■ Your objective: Return the lines below that contain "desktop".

Items from a data source
◇ ◇ ◇ ◇ ◇ ◇ ◇

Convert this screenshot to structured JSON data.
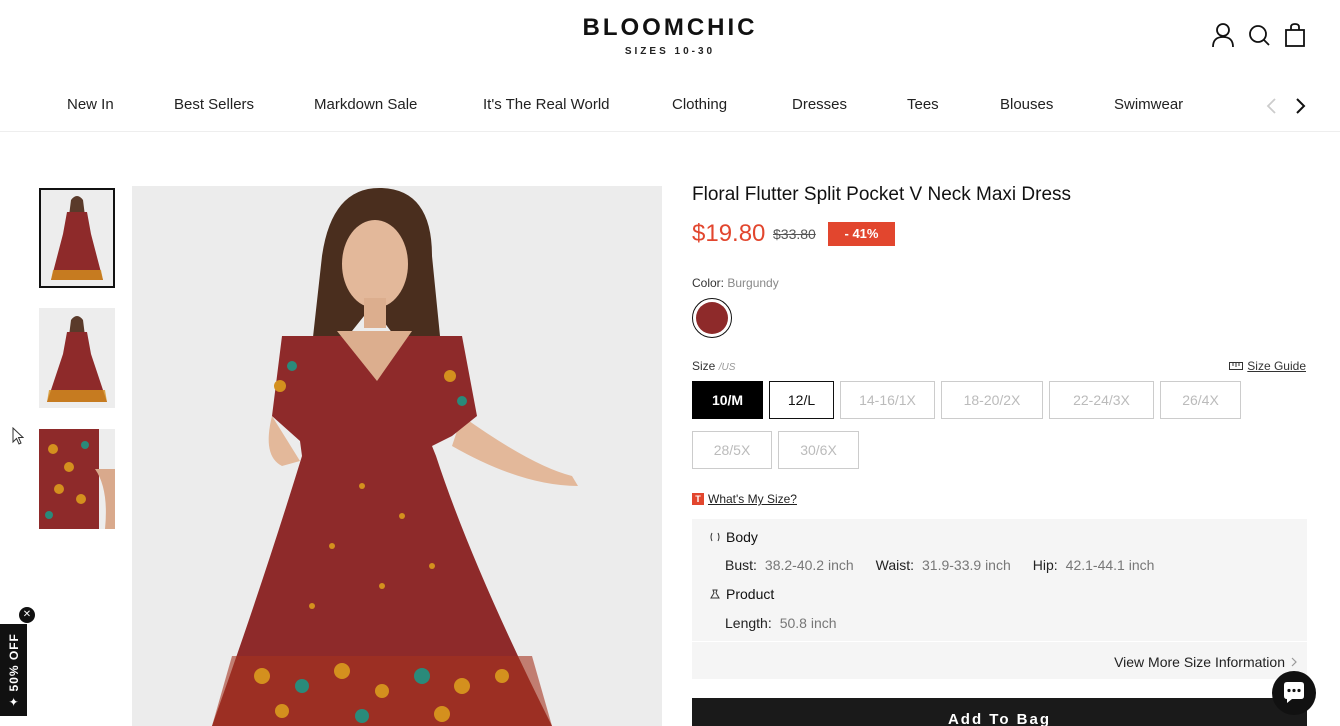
{
  "brand": {
    "name": "BLOOMCHIC",
    "tagline": "SIZES 10-30"
  },
  "header": {
    "icons": [
      "account-icon",
      "search-icon",
      "bag-icon"
    ]
  },
  "nav": {
    "items": [
      "New In",
      "Best Sellers",
      "Markdown Sale",
      "It's The Real World",
      "Clothing",
      "Dresses",
      "Tees",
      "Blouses",
      "Swimwear"
    ]
  },
  "product": {
    "title": "Floral Flutter Split Pocket V Neck Maxi Dress",
    "price": "$19.80",
    "old_price": "$33.80",
    "discount": "- 41%",
    "color_label": "Color:",
    "color_value": "Burgundy",
    "swatch_color": "#8e2a2a",
    "size_label": "Size",
    "size_unit": "/US",
    "size_guide": "Size Guide",
    "sizes": [
      "10/M",
      "12/L",
      "14-16/1X",
      "18-20/2X",
      "22-24/3X",
      "26/4X",
      "28/5X",
      "30/6X"
    ],
    "selected_size": "10/M",
    "whats_my_size_badge": "T",
    "whats_my_size": "What's My Size?",
    "body_title": "Body",
    "bust_label": "Bust:",
    "bust_value": "38.2-40.2 inch",
    "waist_label": "Waist:",
    "waist_value": "31.9-33.9 inch",
    "hip_label": "Hip:",
    "hip_value": "42.1-44.1 inch",
    "product_title": "Product",
    "length_label": "Length:",
    "length_value": "50.8 inch",
    "view_more": "View More Size Information",
    "add_to_bag": "Add To Bag"
  },
  "promo": {
    "label": "✦ 50% OFF",
    "close": "✕"
  },
  "colors": {
    "accent": "#e2462e",
    "dress": "#8e2a2a",
    "floral": "#e0a020"
  }
}
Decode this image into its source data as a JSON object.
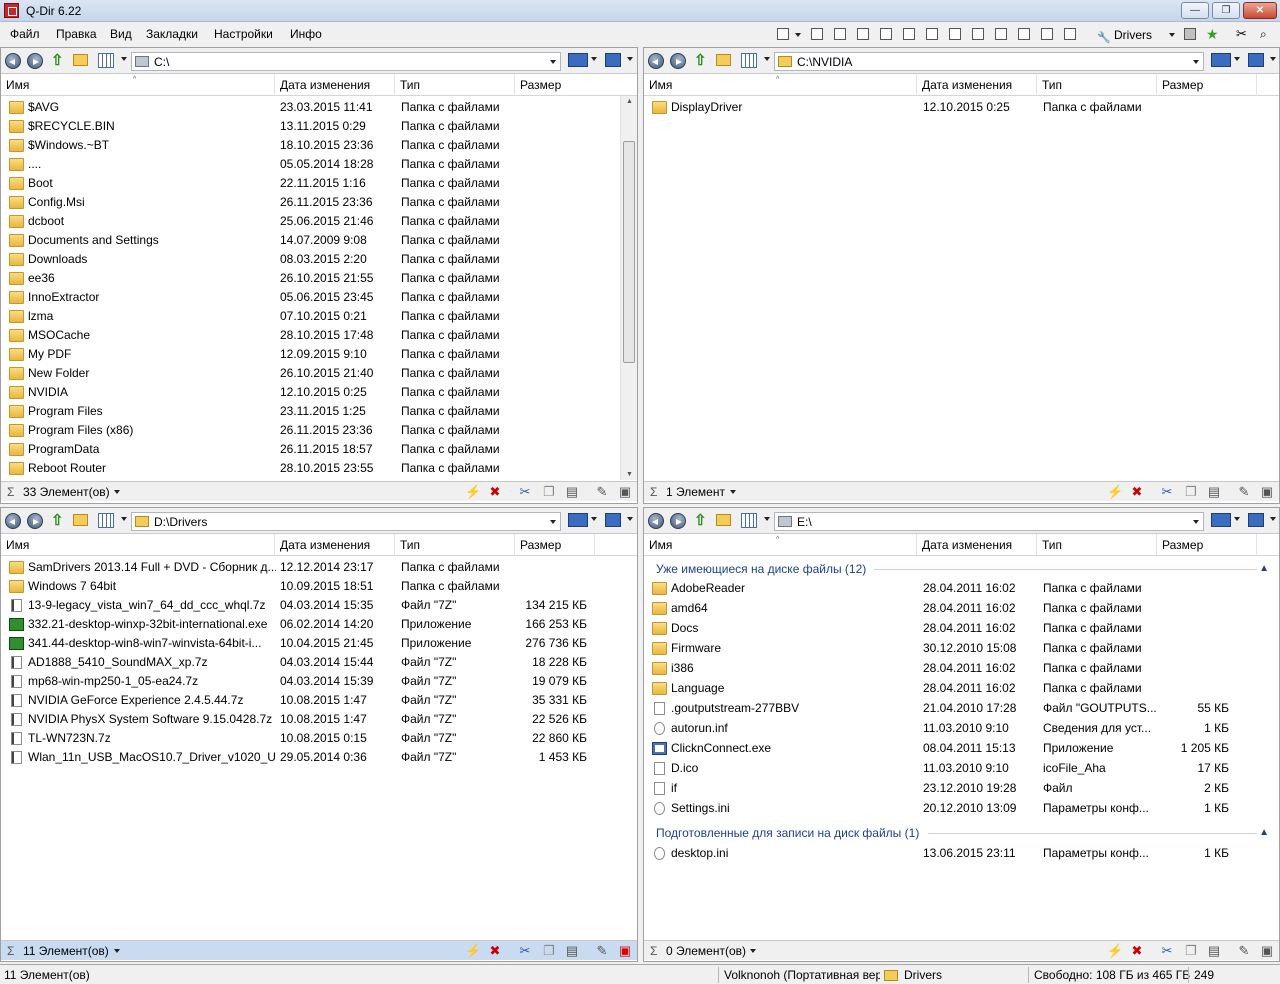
{
  "window": {
    "title": "Q-Dir 6.22"
  },
  "menu": {
    "items": [
      "Файл",
      "Правка",
      "Вид",
      "Закладки",
      "Настройки",
      "Инфо"
    ]
  },
  "toolbar": {
    "bookmark_label": "Drivers"
  },
  "columns": {
    "name": "Имя",
    "date": "Дата изменения",
    "type": "Тип",
    "size": "Размер"
  },
  "panels": {
    "top_left": {
      "path": "C:\\",
      "status": "33 Элемент(ов)",
      "rows": [
        {
          "name": "$AVG",
          "date": "23.03.2015 11:41",
          "type": "Папка с файлами",
          "size": "",
          "icon": "folder"
        },
        {
          "name": "$RECYCLE.BIN",
          "date": "13.11.2015 0:29",
          "type": "Папка с файлами",
          "size": "",
          "icon": "folder"
        },
        {
          "name": "$Windows.~BT",
          "date": "18.10.2015 23:36",
          "type": "Папка с файлами",
          "size": "",
          "icon": "folder"
        },
        {
          "name": "....",
          "date": "05.05.2014 18:28",
          "type": "Папка с файлами",
          "size": "",
          "icon": "folder"
        },
        {
          "name": "Boot",
          "date": "22.11.2015 1:16",
          "type": "Папка с файлами",
          "size": "",
          "icon": "folder"
        },
        {
          "name": "Config.Msi",
          "date": "26.11.2015 23:36",
          "type": "Папка с файлами",
          "size": "",
          "icon": "folder"
        },
        {
          "name": "dcboot",
          "date": "25.06.2015 21:46",
          "type": "Папка с файлами",
          "size": "",
          "icon": "folder"
        },
        {
          "name": "Documents and Settings",
          "date": "14.07.2009 9:08",
          "type": "Папка с файлами",
          "size": "",
          "icon": "folder"
        },
        {
          "name": "Downloads",
          "date": "08.03.2015 2:20",
          "type": "Папка с файлами",
          "size": "",
          "icon": "folder"
        },
        {
          "name": "ee36",
          "date": "26.10.2015 21:55",
          "type": "Папка с файлами",
          "size": "",
          "icon": "folder"
        },
        {
          "name": "InnoExtractor",
          "date": "05.06.2015 23:45",
          "type": "Папка с файлами",
          "size": "",
          "icon": "folder"
        },
        {
          "name": "lzma",
          "date": "07.10.2015 0:21",
          "type": "Папка с файлами",
          "size": "",
          "icon": "folder"
        },
        {
          "name": "MSOCache",
          "date": "28.10.2015 17:48",
          "type": "Папка с файлами",
          "size": "",
          "icon": "folder"
        },
        {
          "name": "My PDF",
          "date": "12.09.2015 9:10",
          "type": "Папка с файлами",
          "size": "",
          "icon": "folder"
        },
        {
          "name": "New Folder",
          "date": "26.10.2015 21:40",
          "type": "Папка с файлами",
          "size": "",
          "icon": "folder"
        },
        {
          "name": "NVIDIA",
          "date": "12.10.2015 0:25",
          "type": "Папка с файлами",
          "size": "",
          "icon": "folder"
        },
        {
          "name": "Program Files",
          "date": "23.11.2015 1:25",
          "type": "Папка с файлами",
          "size": "",
          "icon": "folder"
        },
        {
          "name": "Program Files (x86)",
          "date": "26.11.2015 23:36",
          "type": "Папка с файлами",
          "size": "",
          "icon": "folder"
        },
        {
          "name": "ProgramData",
          "date": "26.11.2015 18:57",
          "type": "Папка с файлами",
          "size": "",
          "icon": "folder"
        },
        {
          "name": "Reboot Router",
          "date": "28.10.2015 23:55",
          "type": "Папка с файлами",
          "size": "",
          "icon": "folder"
        }
      ]
    },
    "top_right": {
      "path": "C:\\NVIDIA",
      "status": "1 Элемент",
      "rows": [
        {
          "name": "DisplayDriver",
          "date": "12.10.2015 0:25",
          "type": "Папка с файлами",
          "size": "",
          "icon": "folder"
        }
      ]
    },
    "bottom_left": {
      "path": "D:\\Drivers",
      "status": "11 Элемент(ов)",
      "rows": [
        {
          "name": "SamDrivers 2013.14 Full + DVD - Сборник д...",
          "date": "12.12.2014 23:17",
          "type": "Папка с файлами",
          "size": "",
          "icon": "folder"
        },
        {
          "name": "Windows 7 64bit",
          "date": "10.09.2015 18:51",
          "type": "Папка с файлами",
          "size": "",
          "icon": "folder"
        },
        {
          "name": "13-9-legacy_vista_win7_64_dd_ccc_whql.7z",
          "date": "04.03.2014 15:35",
          "type": "Файл \"7Z\"",
          "size": "134 215 КБ",
          "icon": "7z"
        },
        {
          "name": "332.21-desktop-winxp-32bit-international.exe",
          "date": "06.02.2014 14:20",
          "type": "Приложение",
          "size": "166 253 КБ",
          "icon": "exe"
        },
        {
          "name": "341.44-desktop-win8-win7-winvista-64bit-i...",
          "date": "10.04.2015 21:45",
          "type": "Приложение",
          "size": "276 736 КБ",
          "icon": "exe"
        },
        {
          "name": "AD1888_5410_SoundMAX_xp.7z",
          "date": "04.03.2014 15:44",
          "type": "Файл \"7Z\"",
          "size": "18 228 КБ",
          "icon": "7z"
        },
        {
          "name": "mp68-win-mp250-1_05-ea24.7z",
          "date": "04.03.2014 15:39",
          "type": "Файл \"7Z\"",
          "size": "19 079 КБ",
          "icon": "7z"
        },
        {
          "name": "NVIDIA GeForce Experience 2.4.5.44.7z",
          "date": "10.08.2015 1:47",
          "type": "Файл \"7Z\"",
          "size": "35 331 КБ",
          "icon": "7z"
        },
        {
          "name": "NVIDIA PhysX System Software 9.15.0428.7z",
          "date": "10.08.2015 1:47",
          "type": "Файл \"7Z\"",
          "size": "22 526 КБ",
          "icon": "7z"
        },
        {
          "name": "TL-WN723N.7z",
          "date": "10.08.2015 0:15",
          "type": "Файл \"7Z\"",
          "size": "22 860 КБ",
          "icon": "7z"
        },
        {
          "name": "Wlan_11n_USB_MacOS10.7_Driver_v1020_UI_...",
          "date": "29.05.2014 0:36",
          "type": "Файл \"7Z\"",
          "size": "1 453 КБ",
          "icon": "7z"
        }
      ]
    },
    "bottom_right": {
      "path": "E:\\",
      "status": "0 Элемент(ов)",
      "group1": "Уже имеющиеся на диске файлы (12)",
      "group2": "Подготовленные для записи на диск файлы (1)",
      "rows": [
        {
          "name": "AdobeReader",
          "date": "28.04.2011 16:02",
          "type": "Папка с файлами",
          "size": "",
          "icon": "folder"
        },
        {
          "name": "amd64",
          "date": "28.04.2011 16:02",
          "type": "Папка с файлами",
          "size": "",
          "icon": "folder"
        },
        {
          "name": "Docs",
          "date": "28.04.2011 16:02",
          "type": "Папка с файлами",
          "size": "",
          "icon": "folder"
        },
        {
          "name": "Firmware",
          "date": "30.12.2010 15:08",
          "type": "Папка с файлами",
          "size": "",
          "icon": "folder"
        },
        {
          "name": "i386",
          "date": "28.04.2011 16:02",
          "type": "Папка с файлами",
          "size": "",
          "icon": "folder"
        },
        {
          "name": "Language",
          "date": "28.04.2011 16:02",
          "type": "Папка с файлами",
          "size": "",
          "icon": "folder"
        },
        {
          "name": ".goutputstream-277BBV",
          "date": "21.04.2010 17:28",
          "type": "Файл \"GOUTPUTS...",
          "size": "55 КБ",
          "icon": "file"
        },
        {
          "name": "autorun.inf",
          "date": "11.03.2010 9:10",
          "type": "Сведения для уст...",
          "size": "1 КБ",
          "icon": "ini"
        },
        {
          "name": "ClicknConnect.exe",
          "date": "08.04.2011 15:13",
          "type": "Приложение",
          "size": "1 205 КБ",
          "icon": "app"
        },
        {
          "name": "D.ico",
          "date": "11.03.2010 9:10",
          "type": "icoFile_Aha",
          "size": "17 КБ",
          "icon": "file"
        },
        {
          "name": "if",
          "date": "23.12.2010 19:28",
          "type": "Файл",
          "size": "2 КБ",
          "icon": "file"
        },
        {
          "name": "Settings.ini",
          "date": "20.12.2010 13:09",
          "type": "Параметры конф...",
          "size": "1 КБ",
          "icon": "ini"
        }
      ],
      "rows2": [
        {
          "name": "desktop.ini",
          "date": "13.06.2015 23:11",
          "type": "Параметры конф...",
          "size": "1 КБ",
          "icon": "ini"
        }
      ]
    }
  },
  "statusbar": {
    "left": "11 Элемент(ов)",
    "user": "Volknonoh (Портативная вер",
    "folder": "Drivers",
    "free": "Свободно: 108 ГБ из 465 ГБ",
    "num": "249"
  }
}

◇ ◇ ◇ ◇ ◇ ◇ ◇

■ Reply to the exercise:
          "name": "332.21-desktop-winxp-32bit-international.exe",
          "name": "341.44-desktop-win8-win7-winvista-64bit-i...",
          "name": "desktop.ini",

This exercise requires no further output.